Unitarian Universalism is a religious tradition that was formed from the merger of two different religions: Unitarianism and Universalism. Both began in Europe hundreds of years ago. In America, the Universalist Church of America was founded in 1793, and the American Unitarian Association in 1825. In 1961, these denominations merged to form a new religion, Unitarian Universalism, with each congregaton affiliated as a member of  the Unitarian Universalist Association (UUA).

Both religions have long histories and have contributed important theological concepts that remain central to Unitarian Universalism. Originally, all Unitarians were Christians who didn't believe in the Holy Trinity of God (Father, Son, and Holy Ghost), but in the unity, or single aspect, of God. Later, Unitarian beliefs stressed the importance of rational thinking, a direct relationship with God, and the humanity of Jesus. Universalism emerged as a Christian denomination with a central belief in universal salvation; that is, that all people will eventually be reconciled with God.
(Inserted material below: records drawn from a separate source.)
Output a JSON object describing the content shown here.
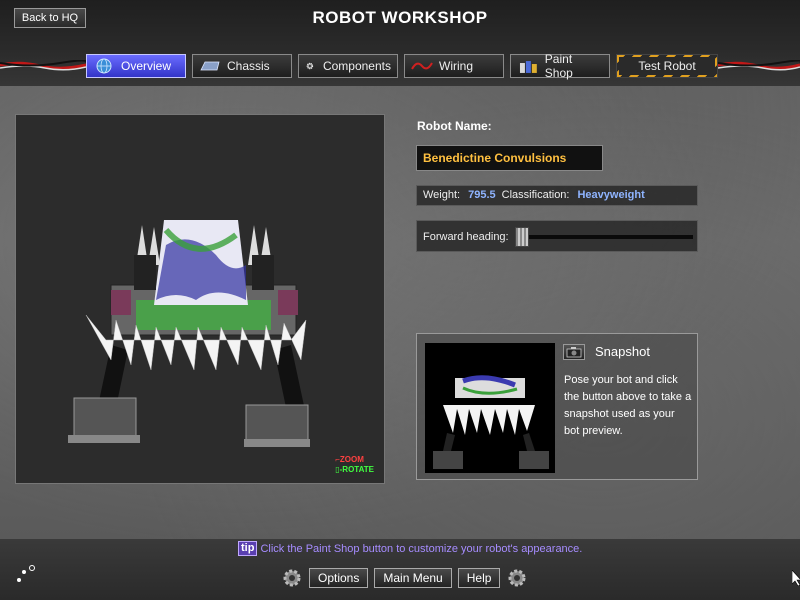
{
  "header": {
    "back_label": "Back to HQ",
    "title": "ROBOT WORKSHOP"
  },
  "tabs": [
    {
      "label": "Overview",
      "icon": "globe-icon",
      "active": true
    },
    {
      "label": "Chassis",
      "icon": "chassis-icon",
      "active": false
    },
    {
      "label": "Components",
      "icon": "gear-icon",
      "active": false
    },
    {
      "label": "Wiring",
      "icon": "wire-icon",
      "active": false
    },
    {
      "label": "Paint Shop",
      "icon": "paint-icon",
      "active": false
    },
    {
      "label": "Test Robot",
      "icon": "",
      "active": false
    }
  ],
  "viewport": {
    "zoom_label": "ZOOM",
    "rotate_label": "ROTATE"
  },
  "robot": {
    "name_label": "Robot Name:",
    "name_value": "Benedictine Convulsions",
    "weight_label": "Weight:",
    "weight_value": "795.5",
    "class_label": "Classification:",
    "class_value": "Heavyweight",
    "heading_label": "Forward heading:",
    "heading_value": 0.0
  },
  "snapshot": {
    "title": "Snapshot",
    "text": "Pose your bot and click the button above to take a snapshot used as your bot preview."
  },
  "footer": {
    "tip_badge": "tip",
    "tip_text": "Click the Paint Shop button to customize your robot's appearance.",
    "options_label": "Options",
    "main_menu_label": "Main Menu",
    "help_label": "Help"
  },
  "colors": {
    "accent_blue": "#4648e0",
    "name_text": "#ffc040",
    "value_blue": "#8fb4ff",
    "tip_purple": "#a68cff"
  }
}
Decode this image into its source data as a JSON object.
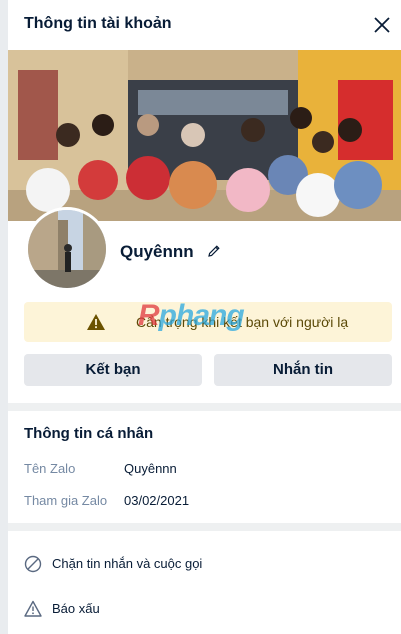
{
  "header": {
    "title": "Thông tin tài khoản"
  },
  "profile": {
    "name": "Quyênnn"
  },
  "warning": {
    "text": "Cẩn trọng khi kết bạn với người lạ"
  },
  "watermark": {
    "part1": "R",
    "part2": "phang"
  },
  "buttons": {
    "add_friend": "Kết bạn",
    "message": "Nhắn tin"
  },
  "personal": {
    "title": "Thông tin cá nhân",
    "rows": [
      {
        "label": "Tên Zalo",
        "value": "Quyênnn"
      },
      {
        "label": "Tham gia Zalo",
        "value": "03/02/2021"
      }
    ]
  },
  "actions": [
    {
      "label": "Chặn tin nhắn và cuộc gọi",
      "icon": "block-icon"
    },
    {
      "label": "Báo xấu",
      "icon": "warning-icon"
    }
  ],
  "colors": {
    "accent_text": "#081c36",
    "muted": "#7589a3",
    "warning_bg": "#fdf4d8",
    "button_bg": "#e5e7eb"
  }
}
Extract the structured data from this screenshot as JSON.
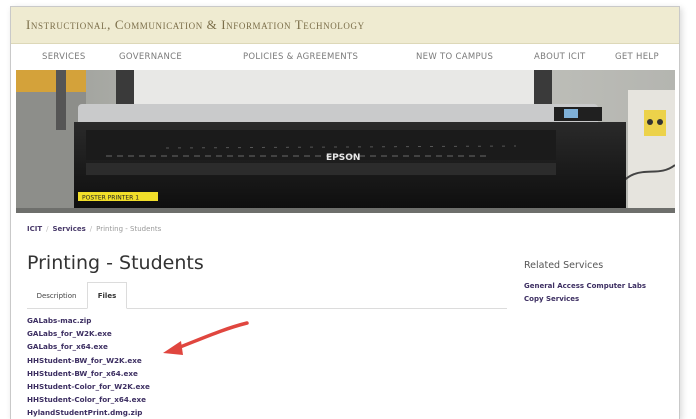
{
  "banner": {
    "title": "Instructional, Communication & Information Technology"
  },
  "nav": {
    "items": [
      {
        "label": "SERVICES"
      },
      {
        "label": "GOVERNANCE"
      },
      {
        "label": "POLICIES & AGREEMENTS"
      },
      {
        "label": "NEW TO CAMPUS"
      },
      {
        "label": "ABOUT ICIT"
      },
      {
        "label": "GET HELP"
      }
    ]
  },
  "hero": {
    "printer_brand": "EPSON",
    "sticker_label": "POSTER PRINTER 1"
  },
  "breadcrumb": {
    "items": [
      "ICIT",
      "Services",
      "Printing - Students"
    ]
  },
  "page": {
    "title": "Printing - Students"
  },
  "tabs": {
    "items": [
      {
        "label": "Description"
      },
      {
        "label": "Files"
      }
    ],
    "active": "Files"
  },
  "files": [
    "GALabs-mac.zip",
    "GALabs_for_W2K.exe",
    "GALabs_for_x64.exe",
    "HHStudent-BW_for_W2K.exe",
    "HHStudent-BW_for_x64.exe",
    "HHStudent-Color_for_W2K.exe",
    "HHStudent-Color_for_x64.exe",
    "HylandStudentPrint.dmg.zip"
  ],
  "related": {
    "title": "Related Services",
    "links": [
      "General Access Computer Labs",
      "Copy Services"
    ]
  },
  "colors": {
    "banner_bg": "#efebd1",
    "banner_text": "#7b6e49",
    "link": "#3d2f62",
    "arrow": "#e0463f"
  }
}
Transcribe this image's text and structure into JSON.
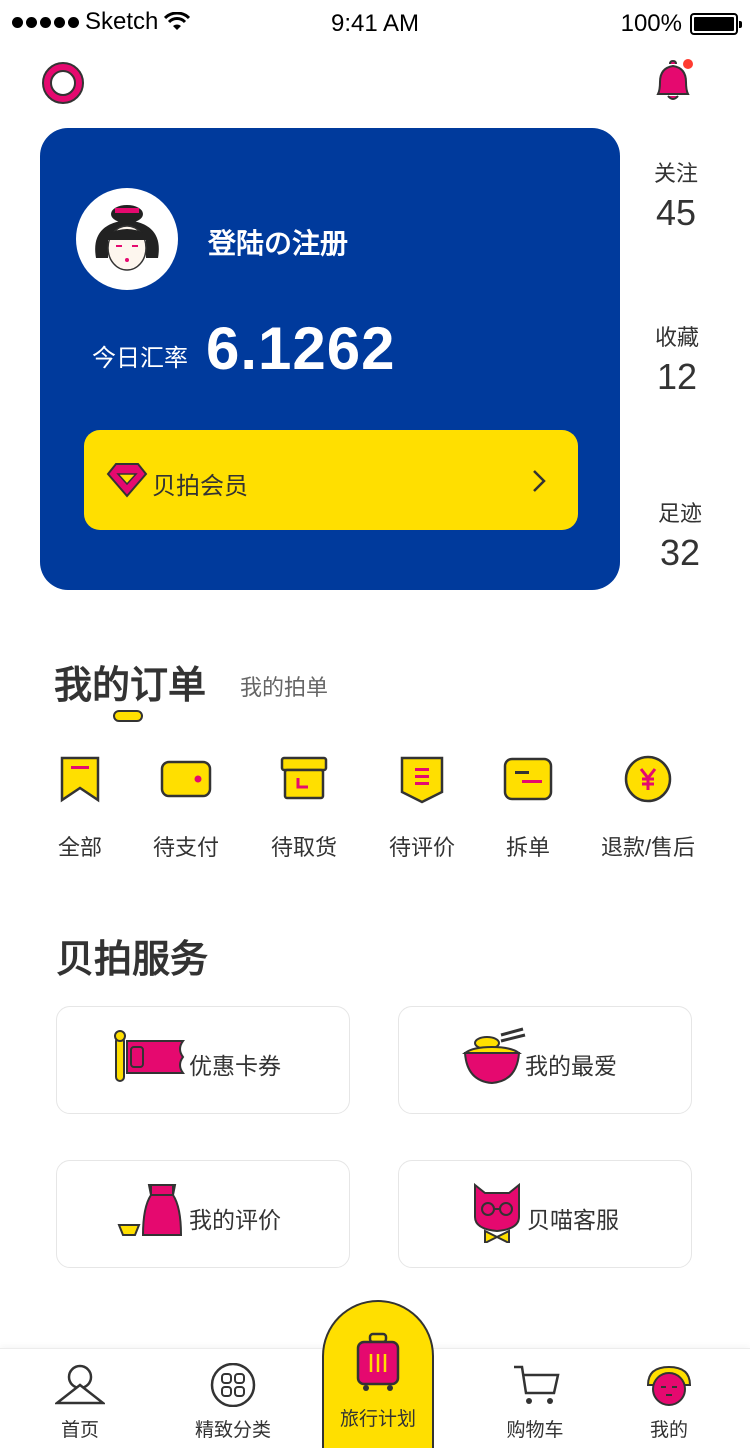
{
  "status_bar": {
    "carrier": "Sketch",
    "time": "9:41 AM",
    "battery": "100%"
  },
  "colors": {
    "brand_blue": "#003a9c",
    "accent_yellow": "#ffdf00",
    "accent_pink": "#e5096f",
    "text": "#333333"
  },
  "header": {
    "left_icon": "ring-icon",
    "right_icon": "bell-icon",
    "has_notification": true
  },
  "profile": {
    "login_label": "登陆の注册",
    "rate_label": "今日汇率",
    "rate_value": "6.1262",
    "member_label": "贝拍会员"
  },
  "stats": [
    {
      "label": "关注",
      "value": "45"
    },
    {
      "label": "收藏",
      "value": "12"
    },
    {
      "label": "足迹",
      "value": "32"
    }
  ],
  "orders": {
    "title": "我的订单",
    "secondary_tab": "我的拍单",
    "items": [
      {
        "label": "全部",
        "icon": "bookmark-icon"
      },
      {
        "label": "待支付",
        "icon": "wallet-icon"
      },
      {
        "label": "待取货",
        "icon": "box-icon"
      },
      {
        "label": "待评价",
        "icon": "review-icon"
      },
      {
        "label": "拆单",
        "icon": "split-icon"
      },
      {
        "label": "退款/售后",
        "icon": "yen-icon"
      }
    ]
  },
  "services": {
    "title": "贝拍服务",
    "items": [
      {
        "label": "优惠卡券",
        "icon": "coupon-icon"
      },
      {
        "label": "我的最爱",
        "icon": "bowl-icon"
      },
      {
        "label": "我的评价",
        "icon": "sake-icon"
      },
      {
        "label": "贝喵客服",
        "icon": "cat-icon"
      }
    ]
  },
  "tab_bar": {
    "items": [
      {
        "label": "首页",
        "icon": "home-mountain-icon"
      },
      {
        "label": "精致分类",
        "icon": "category-icon"
      },
      {
        "label": "旅行计划",
        "icon": "suitcase-icon"
      },
      {
        "label": "购物车",
        "icon": "cart-icon"
      },
      {
        "label": "我的",
        "icon": "profile-face-icon"
      }
    ],
    "active_index": 2
  }
}
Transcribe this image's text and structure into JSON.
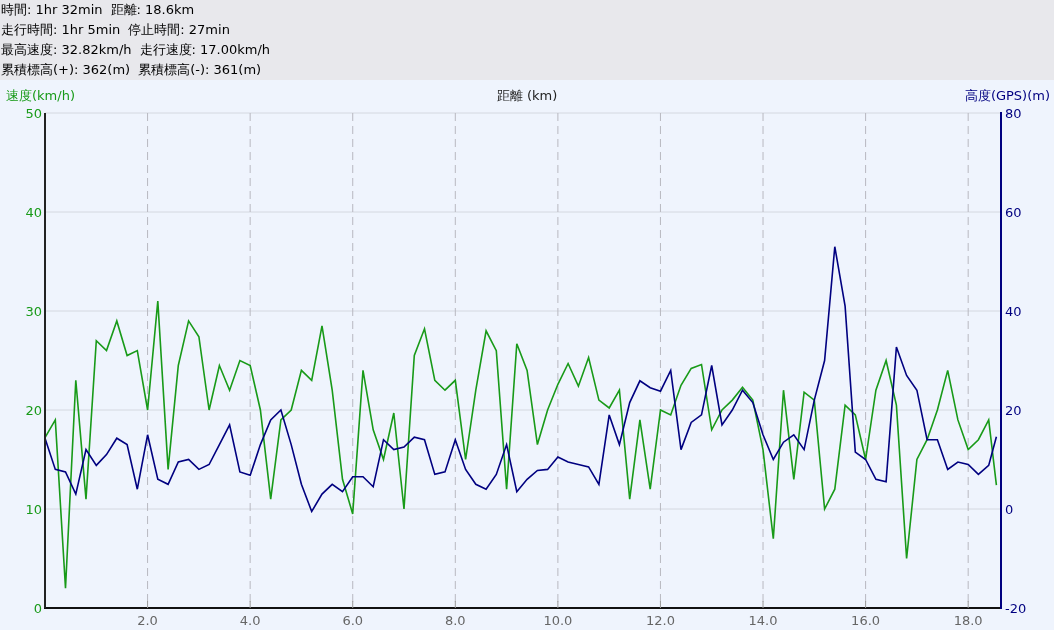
{
  "summary": {
    "lines": [
      [
        "時間: 1hr 32min",
        "距離: 18.6km"
      ],
      [
        "走行時間: 1hr 5min",
        "停止時間: 27min"
      ],
      [
        "最高速度: 32.82km/h",
        "走行速度: 17.00km/h"
      ],
      [
        "累積標高(+): 362(m)",
        "累積標高(-): 361(m)"
      ]
    ]
  },
  "chart_data": {
    "type": "line",
    "grid": true,
    "xlabel": "距離 (km)",
    "xlim": [
      0,
      18.64
    ],
    "xticks": [
      {
        "value": 2,
        "label": "2.0"
      },
      {
        "value": 4,
        "label": "4.0"
      },
      {
        "value": 6,
        "label": "6.0"
      },
      {
        "value": 8,
        "label": "8.0"
      },
      {
        "value": 10,
        "label": "10.0"
      },
      {
        "value": 12,
        "label": "12.0"
      },
      {
        "value": 14,
        "label": "14.0"
      },
      {
        "value": 16,
        "label": "16.0"
      },
      {
        "value": 18,
        "label": "18.0"
      }
    ],
    "ylim": [
      0,
      50
    ],
    "yticks": [
      0,
      10,
      20,
      30,
      40,
      50
    ],
    "y2lim": [
      -20,
      80
    ],
    "y2ticks": [
      -20,
      0,
      20,
      40,
      60,
      80
    ],
    "x": [
      0,
      0.2,
      0.4,
      0.6,
      0.8,
      1,
      1.2,
      1.4,
      1.6,
      1.8,
      2,
      2.2,
      2.4,
      2.6,
      2.8,
      3,
      3.2,
      3.4,
      3.6,
      3.8,
      4,
      4.2,
      4.4,
      4.6,
      4.8,
      5,
      5.2,
      5.4,
      5.6,
      5.8,
      6,
      6.2,
      6.4,
      6.6,
      6.8,
      7,
      7.2,
      7.4,
      7.6,
      7.8,
      8,
      8.2,
      8.4,
      8.6,
      8.8,
      9,
      9.2,
      9.4,
      9.6,
      9.8,
      10,
      10.2,
      10.4,
      10.6,
      10.8,
      11,
      11.2,
      11.4,
      11.6,
      11.8,
      12,
      12.2,
      12.4,
      12.6,
      12.8,
      13,
      13.2,
      13.4,
      13.6,
      13.8,
      14,
      14.2,
      14.4,
      14.6,
      14.8,
      15,
      15.2,
      15.4,
      15.6,
      15.8,
      16,
      16.2,
      16.4,
      16.6,
      16.8,
      17,
      17.2,
      17.4,
      17.6,
      17.8,
      18,
      18.2,
      18.4,
      18.55
    ],
    "series": [
      {
        "name": "速度(km/h)",
        "color": "#189a18",
        "values": [
          17.2,
          19,
          2,
          23,
          11,
          27,
          26,
          29,
          25.5,
          26,
          20,
          31,
          14,
          24.5,
          29,
          27.4,
          20,
          24.5,
          22,
          25,
          24.5,
          20,
          11,
          19,
          20,
          24,
          23,
          28.5,
          22,
          13,
          9.5,
          24,
          18,
          15,
          19.7,
          10,
          25.5,
          28.2,
          23,
          22,
          23,
          15,
          22,
          28,
          26,
          12,
          26.7,
          24,
          16.5,
          20,
          22.6,
          24.7,
          22.4,
          25.3,
          21,
          20.2,
          22,
          11,
          19,
          12,
          20,
          19.5,
          22.5,
          24.2,
          24.6,
          18,
          20,
          21,
          22.3,
          21,
          16,
          7,
          22,
          13,
          21.8,
          21,
          10,
          12,
          20.5,
          19.5,
          15,
          22,
          25,
          20.5,
          5,
          15,
          17,
          20,
          24,
          19,
          16,
          17,
          19,
          12.4
        ]
      },
      {
        "name": "高度(GPS)(m)",
        "axis": "y2",
        "color": "#000080",
        "values": [
          14.3,
          8,
          7.5,
          3,
          12,
          8.8,
          11,
          14.3,
          13,
          4,
          15,
          6,
          5,
          9.5,
          10,
          8,
          9,
          13,
          17,
          7.5,
          6.8,
          13,
          18,
          20,
          13,
          5,
          -0.5,
          3,
          5,
          3.5,
          6.5,
          6.5,
          4.5,
          14,
          12,
          12.5,
          14.5,
          14,
          7,
          7.5,
          14,
          8,
          5,
          4,
          7,
          13,
          3.5,
          6,
          7.8,
          8,
          10.5,
          9.5,
          9,
          8.5,
          5,
          19,
          13,
          21.5,
          25.9,
          24.5,
          23.8,
          28,
          12,
          17.5,
          19,
          29,
          17,
          20,
          24,
          21.5,
          15,
          10,
          13.5,
          15,
          12,
          22,
          30,
          53,
          41,
          11.5,
          10,
          6,
          5.5,
          32.7,
          27,
          24,
          14,
          14,
          8,
          9.5,
          9,
          7,
          8.8,
          14.6
        ]
      }
    ]
  }
}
Unitarian Universalists played a key role in the founding of the United States including such great statesmen as John and Abigail Adams, John Quincy Adams, Ethan Allen, Benjamin Franklin, Thomas Jefferson, Horace Greeley, Thomas Paine and Paul Revere. Many artists and writers also sprang from this tradition, including Louise May Alcott, T.S. Elliot, Ralph Waldo Emerson, Herman Melville, Carl Sandburg, Henry David Thoreau and Frank Lloyd Wright. Unitarian Universalists participate in a great and accomplished tradition.

Since the merger of the two denominations in 1961, Unitarian Universalism has nurtured its Unitarian and Universalist heritages to provide a strong voice for social justice and liberal religion.


IMG_6933.JPGThe Flaming  Chalice

The Unitarian Universalist symbol is a flame within a chalice. At the opening of our worship services, our congregation lights a chalice. Hans Deutsch, an Austrian artist, first brought together the chalice and the flame as a Unitarian symbol during his work with the Unitarian Service Committee during World War II. To Deutsch, and to most UUs today, the chalice and its flame connote helpfulness and love, while affirming life itself.